Gross margins and operating margins have increased to 75.9% and 25.9%, respectively. Over the last 5 quarters, Medtronic has performed either in-line with or better than expectations. In 1Q 2013, pricing fell 3% in domestic ICDs but was offset by implant volume growth of 4%. The domestic spine market was flat, but new products and procedures are picking up momentum. For example, management has noted how POWEREASE has attracted greater surgeon interest. International growth has also been strong at 6% in the first quarter, driven largely a 14% gain in emerging markets. With management committed to returning 50% of free cash flow to shareholders, the company is relatively safe from downside. During the last half decade, over 13% of shares have been repurchased and the dividend has more than doubled.

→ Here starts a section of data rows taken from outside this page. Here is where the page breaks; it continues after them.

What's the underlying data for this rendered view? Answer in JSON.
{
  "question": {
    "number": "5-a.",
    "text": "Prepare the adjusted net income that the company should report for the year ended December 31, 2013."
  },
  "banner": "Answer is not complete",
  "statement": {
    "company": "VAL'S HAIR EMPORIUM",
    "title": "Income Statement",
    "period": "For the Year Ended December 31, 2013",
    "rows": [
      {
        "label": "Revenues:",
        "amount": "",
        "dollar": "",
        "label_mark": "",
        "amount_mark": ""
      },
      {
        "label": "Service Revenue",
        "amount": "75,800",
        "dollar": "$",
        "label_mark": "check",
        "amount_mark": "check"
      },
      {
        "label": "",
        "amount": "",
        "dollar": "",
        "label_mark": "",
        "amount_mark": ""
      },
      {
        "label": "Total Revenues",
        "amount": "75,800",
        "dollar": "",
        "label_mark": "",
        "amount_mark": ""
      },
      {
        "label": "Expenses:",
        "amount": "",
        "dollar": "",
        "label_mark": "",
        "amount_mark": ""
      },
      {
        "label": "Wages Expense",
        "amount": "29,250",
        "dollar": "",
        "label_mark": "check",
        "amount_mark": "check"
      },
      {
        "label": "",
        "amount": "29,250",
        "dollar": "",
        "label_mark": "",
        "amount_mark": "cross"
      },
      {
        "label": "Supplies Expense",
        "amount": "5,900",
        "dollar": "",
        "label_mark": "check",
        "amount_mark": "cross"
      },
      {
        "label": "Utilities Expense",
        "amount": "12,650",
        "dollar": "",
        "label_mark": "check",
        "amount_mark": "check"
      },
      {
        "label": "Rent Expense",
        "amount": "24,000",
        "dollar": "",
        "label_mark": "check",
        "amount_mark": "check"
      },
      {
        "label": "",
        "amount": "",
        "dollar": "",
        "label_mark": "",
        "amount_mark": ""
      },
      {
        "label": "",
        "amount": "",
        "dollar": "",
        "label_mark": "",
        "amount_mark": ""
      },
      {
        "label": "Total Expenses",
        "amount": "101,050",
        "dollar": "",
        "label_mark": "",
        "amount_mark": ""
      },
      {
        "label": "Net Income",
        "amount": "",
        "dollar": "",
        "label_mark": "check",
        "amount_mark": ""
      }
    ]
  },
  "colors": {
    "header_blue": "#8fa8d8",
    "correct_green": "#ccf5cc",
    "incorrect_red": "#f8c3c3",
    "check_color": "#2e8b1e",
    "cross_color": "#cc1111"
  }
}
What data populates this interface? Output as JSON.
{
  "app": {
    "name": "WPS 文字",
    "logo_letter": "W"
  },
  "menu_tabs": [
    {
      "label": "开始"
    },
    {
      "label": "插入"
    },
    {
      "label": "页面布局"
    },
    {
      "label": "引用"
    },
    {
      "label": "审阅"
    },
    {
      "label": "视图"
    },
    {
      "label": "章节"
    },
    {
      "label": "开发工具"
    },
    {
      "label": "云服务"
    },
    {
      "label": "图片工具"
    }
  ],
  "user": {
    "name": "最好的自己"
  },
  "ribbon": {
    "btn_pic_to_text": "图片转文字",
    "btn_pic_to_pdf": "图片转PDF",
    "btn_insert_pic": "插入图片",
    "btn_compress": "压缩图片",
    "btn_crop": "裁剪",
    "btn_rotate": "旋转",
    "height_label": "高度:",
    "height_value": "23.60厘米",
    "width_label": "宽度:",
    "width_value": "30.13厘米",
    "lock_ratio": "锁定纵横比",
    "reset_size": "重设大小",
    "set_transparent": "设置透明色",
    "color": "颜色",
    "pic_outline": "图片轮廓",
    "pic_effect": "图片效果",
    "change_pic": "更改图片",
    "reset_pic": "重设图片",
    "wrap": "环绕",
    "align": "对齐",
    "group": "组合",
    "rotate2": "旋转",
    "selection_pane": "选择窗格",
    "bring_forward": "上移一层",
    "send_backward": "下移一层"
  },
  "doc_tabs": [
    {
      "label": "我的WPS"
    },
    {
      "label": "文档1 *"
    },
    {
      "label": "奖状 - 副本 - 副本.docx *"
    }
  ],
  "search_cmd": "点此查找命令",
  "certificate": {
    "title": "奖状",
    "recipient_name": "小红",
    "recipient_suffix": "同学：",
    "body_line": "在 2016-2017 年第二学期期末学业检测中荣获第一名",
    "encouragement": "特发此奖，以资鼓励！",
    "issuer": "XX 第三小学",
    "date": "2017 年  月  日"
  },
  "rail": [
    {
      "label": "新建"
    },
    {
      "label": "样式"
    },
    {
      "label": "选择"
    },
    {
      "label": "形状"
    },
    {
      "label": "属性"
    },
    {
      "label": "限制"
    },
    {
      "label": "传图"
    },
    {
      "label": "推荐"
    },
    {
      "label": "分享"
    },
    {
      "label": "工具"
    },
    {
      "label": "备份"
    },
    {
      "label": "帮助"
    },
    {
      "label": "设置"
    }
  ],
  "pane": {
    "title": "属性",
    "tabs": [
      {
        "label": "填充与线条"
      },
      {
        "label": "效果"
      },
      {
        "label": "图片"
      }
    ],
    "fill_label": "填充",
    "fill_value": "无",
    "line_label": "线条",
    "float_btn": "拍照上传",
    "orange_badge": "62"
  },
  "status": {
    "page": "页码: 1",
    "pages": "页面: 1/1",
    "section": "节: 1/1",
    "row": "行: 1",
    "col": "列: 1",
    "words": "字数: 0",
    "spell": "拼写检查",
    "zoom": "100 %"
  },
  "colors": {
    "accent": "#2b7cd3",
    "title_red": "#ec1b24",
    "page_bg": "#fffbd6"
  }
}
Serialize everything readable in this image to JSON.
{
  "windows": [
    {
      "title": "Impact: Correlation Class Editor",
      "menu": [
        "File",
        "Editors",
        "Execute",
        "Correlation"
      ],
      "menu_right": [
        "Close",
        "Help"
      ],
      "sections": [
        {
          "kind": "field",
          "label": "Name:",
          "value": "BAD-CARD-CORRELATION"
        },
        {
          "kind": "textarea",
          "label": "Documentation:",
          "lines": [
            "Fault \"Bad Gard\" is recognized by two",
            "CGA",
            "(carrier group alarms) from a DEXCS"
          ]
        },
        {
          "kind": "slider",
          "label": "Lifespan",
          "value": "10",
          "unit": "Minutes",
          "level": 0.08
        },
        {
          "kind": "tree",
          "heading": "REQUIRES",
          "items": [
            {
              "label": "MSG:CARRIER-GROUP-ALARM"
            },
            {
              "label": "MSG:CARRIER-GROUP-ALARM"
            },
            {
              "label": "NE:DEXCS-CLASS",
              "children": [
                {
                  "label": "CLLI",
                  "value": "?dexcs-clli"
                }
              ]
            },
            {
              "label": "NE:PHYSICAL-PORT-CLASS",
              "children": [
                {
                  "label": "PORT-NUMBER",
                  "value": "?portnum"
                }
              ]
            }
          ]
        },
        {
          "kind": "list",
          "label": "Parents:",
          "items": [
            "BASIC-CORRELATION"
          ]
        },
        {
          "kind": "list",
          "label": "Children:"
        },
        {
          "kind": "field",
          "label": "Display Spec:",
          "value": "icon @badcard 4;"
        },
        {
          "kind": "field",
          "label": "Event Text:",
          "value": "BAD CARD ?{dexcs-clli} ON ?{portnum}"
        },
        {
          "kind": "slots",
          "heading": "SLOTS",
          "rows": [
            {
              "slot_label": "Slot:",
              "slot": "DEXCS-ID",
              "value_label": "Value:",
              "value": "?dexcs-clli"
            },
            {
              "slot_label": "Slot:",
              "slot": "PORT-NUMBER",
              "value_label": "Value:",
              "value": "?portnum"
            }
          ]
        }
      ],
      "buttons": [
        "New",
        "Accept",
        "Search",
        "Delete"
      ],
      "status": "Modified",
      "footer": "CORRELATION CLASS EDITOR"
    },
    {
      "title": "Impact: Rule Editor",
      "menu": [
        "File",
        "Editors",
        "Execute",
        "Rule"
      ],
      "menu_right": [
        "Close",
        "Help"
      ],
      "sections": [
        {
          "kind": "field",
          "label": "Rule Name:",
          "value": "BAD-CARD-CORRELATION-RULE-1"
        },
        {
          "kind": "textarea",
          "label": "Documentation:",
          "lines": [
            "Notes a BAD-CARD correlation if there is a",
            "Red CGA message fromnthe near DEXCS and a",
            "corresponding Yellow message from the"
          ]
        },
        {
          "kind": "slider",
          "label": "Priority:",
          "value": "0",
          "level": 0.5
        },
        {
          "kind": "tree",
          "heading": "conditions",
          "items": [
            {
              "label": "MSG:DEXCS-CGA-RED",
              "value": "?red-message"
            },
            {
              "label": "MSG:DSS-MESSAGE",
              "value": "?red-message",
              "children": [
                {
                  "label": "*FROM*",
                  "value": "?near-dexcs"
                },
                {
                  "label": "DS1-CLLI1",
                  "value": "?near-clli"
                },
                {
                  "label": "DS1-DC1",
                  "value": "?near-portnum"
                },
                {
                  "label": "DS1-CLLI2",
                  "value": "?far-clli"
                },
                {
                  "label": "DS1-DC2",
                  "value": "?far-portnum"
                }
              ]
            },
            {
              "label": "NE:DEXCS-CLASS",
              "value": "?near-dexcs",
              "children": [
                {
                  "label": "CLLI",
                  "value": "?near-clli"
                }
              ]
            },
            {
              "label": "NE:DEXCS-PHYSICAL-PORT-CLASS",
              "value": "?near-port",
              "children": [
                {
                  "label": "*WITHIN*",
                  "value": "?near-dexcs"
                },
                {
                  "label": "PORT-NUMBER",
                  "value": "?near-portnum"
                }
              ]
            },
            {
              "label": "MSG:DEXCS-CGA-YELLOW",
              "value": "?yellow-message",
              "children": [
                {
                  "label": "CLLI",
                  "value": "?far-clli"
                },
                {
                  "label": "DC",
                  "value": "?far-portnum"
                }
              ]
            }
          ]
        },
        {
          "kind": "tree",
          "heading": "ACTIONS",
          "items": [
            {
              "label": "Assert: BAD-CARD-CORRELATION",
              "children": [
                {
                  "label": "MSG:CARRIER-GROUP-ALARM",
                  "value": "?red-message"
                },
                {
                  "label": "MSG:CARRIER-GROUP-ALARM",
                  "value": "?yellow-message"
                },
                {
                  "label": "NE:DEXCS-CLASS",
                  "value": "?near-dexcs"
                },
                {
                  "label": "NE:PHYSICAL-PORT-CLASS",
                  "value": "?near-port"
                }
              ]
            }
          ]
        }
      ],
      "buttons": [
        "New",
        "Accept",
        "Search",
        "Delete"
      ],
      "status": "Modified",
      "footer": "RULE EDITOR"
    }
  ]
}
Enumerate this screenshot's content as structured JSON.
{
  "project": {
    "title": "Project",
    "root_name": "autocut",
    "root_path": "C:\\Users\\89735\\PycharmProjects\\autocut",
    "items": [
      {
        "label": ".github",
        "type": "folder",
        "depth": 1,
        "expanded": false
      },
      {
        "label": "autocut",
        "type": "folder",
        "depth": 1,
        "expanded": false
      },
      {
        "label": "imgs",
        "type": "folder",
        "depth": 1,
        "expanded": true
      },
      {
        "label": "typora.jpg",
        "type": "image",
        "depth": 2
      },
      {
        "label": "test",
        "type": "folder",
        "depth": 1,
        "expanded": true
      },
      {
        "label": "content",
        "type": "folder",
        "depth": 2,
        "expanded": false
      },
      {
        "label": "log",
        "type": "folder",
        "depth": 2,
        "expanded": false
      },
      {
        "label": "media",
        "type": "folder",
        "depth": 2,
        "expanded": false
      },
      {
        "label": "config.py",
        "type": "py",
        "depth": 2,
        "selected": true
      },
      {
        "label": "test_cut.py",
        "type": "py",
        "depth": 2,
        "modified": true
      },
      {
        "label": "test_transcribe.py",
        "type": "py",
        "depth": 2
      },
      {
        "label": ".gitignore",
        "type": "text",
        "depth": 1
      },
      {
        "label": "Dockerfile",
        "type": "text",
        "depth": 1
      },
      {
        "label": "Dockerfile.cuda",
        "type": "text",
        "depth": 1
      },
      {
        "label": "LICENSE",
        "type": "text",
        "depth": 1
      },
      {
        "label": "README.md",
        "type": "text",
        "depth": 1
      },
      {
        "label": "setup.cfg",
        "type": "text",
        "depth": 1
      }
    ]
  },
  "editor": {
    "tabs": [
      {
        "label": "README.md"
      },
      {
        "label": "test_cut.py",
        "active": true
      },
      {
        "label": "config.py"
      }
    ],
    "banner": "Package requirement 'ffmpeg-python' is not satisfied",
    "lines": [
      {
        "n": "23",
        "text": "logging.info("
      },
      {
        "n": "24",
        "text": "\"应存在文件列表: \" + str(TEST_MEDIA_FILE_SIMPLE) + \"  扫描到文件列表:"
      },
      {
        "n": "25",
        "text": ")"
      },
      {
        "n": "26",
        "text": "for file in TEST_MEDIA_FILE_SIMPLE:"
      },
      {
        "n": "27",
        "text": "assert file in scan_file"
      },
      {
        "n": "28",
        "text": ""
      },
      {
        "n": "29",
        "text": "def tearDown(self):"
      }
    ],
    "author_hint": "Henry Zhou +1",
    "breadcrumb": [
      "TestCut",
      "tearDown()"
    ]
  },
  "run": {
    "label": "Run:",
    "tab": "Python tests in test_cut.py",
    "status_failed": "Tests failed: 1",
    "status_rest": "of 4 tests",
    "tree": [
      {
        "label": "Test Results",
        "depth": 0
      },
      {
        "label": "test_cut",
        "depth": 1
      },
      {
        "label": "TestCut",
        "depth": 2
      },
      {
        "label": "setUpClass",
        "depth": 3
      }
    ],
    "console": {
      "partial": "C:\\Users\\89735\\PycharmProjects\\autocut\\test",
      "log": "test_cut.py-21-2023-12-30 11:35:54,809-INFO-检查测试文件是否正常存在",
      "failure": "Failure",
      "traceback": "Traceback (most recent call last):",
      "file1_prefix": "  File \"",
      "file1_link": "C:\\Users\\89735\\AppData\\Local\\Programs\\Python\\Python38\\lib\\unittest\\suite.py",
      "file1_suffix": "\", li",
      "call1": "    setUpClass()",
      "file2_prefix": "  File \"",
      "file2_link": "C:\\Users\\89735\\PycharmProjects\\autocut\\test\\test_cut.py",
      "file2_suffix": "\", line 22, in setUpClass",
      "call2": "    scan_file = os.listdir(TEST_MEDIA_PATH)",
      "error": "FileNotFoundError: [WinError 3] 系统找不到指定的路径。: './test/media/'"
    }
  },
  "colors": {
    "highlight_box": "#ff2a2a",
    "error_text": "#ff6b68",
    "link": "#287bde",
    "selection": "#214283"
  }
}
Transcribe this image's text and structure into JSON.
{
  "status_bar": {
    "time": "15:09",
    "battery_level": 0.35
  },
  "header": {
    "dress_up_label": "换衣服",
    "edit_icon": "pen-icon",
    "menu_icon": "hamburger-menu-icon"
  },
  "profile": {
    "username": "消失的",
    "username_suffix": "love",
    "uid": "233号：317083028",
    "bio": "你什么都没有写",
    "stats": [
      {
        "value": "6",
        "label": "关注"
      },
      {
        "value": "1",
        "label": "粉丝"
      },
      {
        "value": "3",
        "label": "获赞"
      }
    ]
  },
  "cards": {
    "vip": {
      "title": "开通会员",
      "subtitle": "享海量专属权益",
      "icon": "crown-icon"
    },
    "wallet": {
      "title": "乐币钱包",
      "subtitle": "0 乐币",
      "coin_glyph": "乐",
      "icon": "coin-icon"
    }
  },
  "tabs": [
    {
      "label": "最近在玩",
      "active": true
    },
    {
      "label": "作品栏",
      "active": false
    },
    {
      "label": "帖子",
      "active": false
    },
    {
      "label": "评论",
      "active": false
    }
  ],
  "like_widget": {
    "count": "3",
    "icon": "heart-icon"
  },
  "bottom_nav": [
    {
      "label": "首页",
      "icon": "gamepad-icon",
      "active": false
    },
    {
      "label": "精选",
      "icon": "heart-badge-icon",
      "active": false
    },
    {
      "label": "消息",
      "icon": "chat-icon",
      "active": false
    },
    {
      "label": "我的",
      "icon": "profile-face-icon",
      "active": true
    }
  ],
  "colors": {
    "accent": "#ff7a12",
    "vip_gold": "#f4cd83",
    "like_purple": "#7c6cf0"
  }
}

Going forward, I am quite optimistic about the company's Symplicity product, which controls high blood pressure. The device is a minimally invasive renal denervation process that consists of radiofrequency ablation and a steerable catheter being inserted into a renal artery. With over 42 million individuals taking drugs to treat hypertension and 76 million Americans having blood pressure, the market potential is huge. While Symplicity has been approved in Europe, it is currently undergoing trials domestically. 18-month data has demonstrated that Symplicity can produce a sustained drop in blood pressure for treatment-resistant hypertension patients. Results for a 532-patient study will be released next year, but the FDA most likely won't render a decision until 2015.
I advise avoiding Boston Scientific, which has seen earnings worsen in recent months. $2.88 per share was lost over the twelve trailing months, and analysts now rate the stock closer to a "sell" than a "buy." By contrast, St. Jude has grown earnings by 11.4% annually over the past 5 years and trades at 10.8x forward earnings. Revenue fell 5% in the recent quarter, but EPS held steady due to improving gross margins.
Assuming St. Jude meets expectations, 2016 EPS will come out to $4.86. At a multiple of 16x, this translates to a future stock value of $77.76. Discounting backwards by 10% yields a present value figure of $48.28, which is at a 25% premium to the current market assessment. Coupled with a 2.4% dividend yield and 22% less volatility than the broader market, St. Jude represents a compelling investment.
Boston Scientific's fundamentals, however, are being challenged. Michael Mahooney recently took over as CEO after leaving a successful career at Johnson & Johnson. And while I am confident that his contribution will be helpful, I see more headwinds than tailwinds for the medical device producer. The heart rhythm and stent market, for example, has been weak and resulted in an $809 million goodwill impairment charge from lower demand.
St. Jude, on the other hand, has delivered stronger results and shown greater momentum in its pipeline. Its Enlightn renal denervation procedure has demonstrated an average 28 point reduction in systolic blood pressure after 30 days, and maintained around that a month later.
All things considered, St. Jude is a preferable investment over Boston Scientific. From greater business momentum to an attractive pipeline, there's more upside. In addition, it doesn't have as great of downside by virtue of not being in turnaround mode like Boston Scientific.
TakeoverAnalyst has no positions in the stocks mentioned above. The Motley Fool owns shares of Medtronic and St. Jude Medical. Try any of our Foolish newsletter services free for 30 days. We Fools may not all hold the same opinions, but we all believe that considering a diverse range of insights makes us better investors. The Motley Fool has a disclosure policy.If you have questions about this post or the Fool’s blog network, click here for information.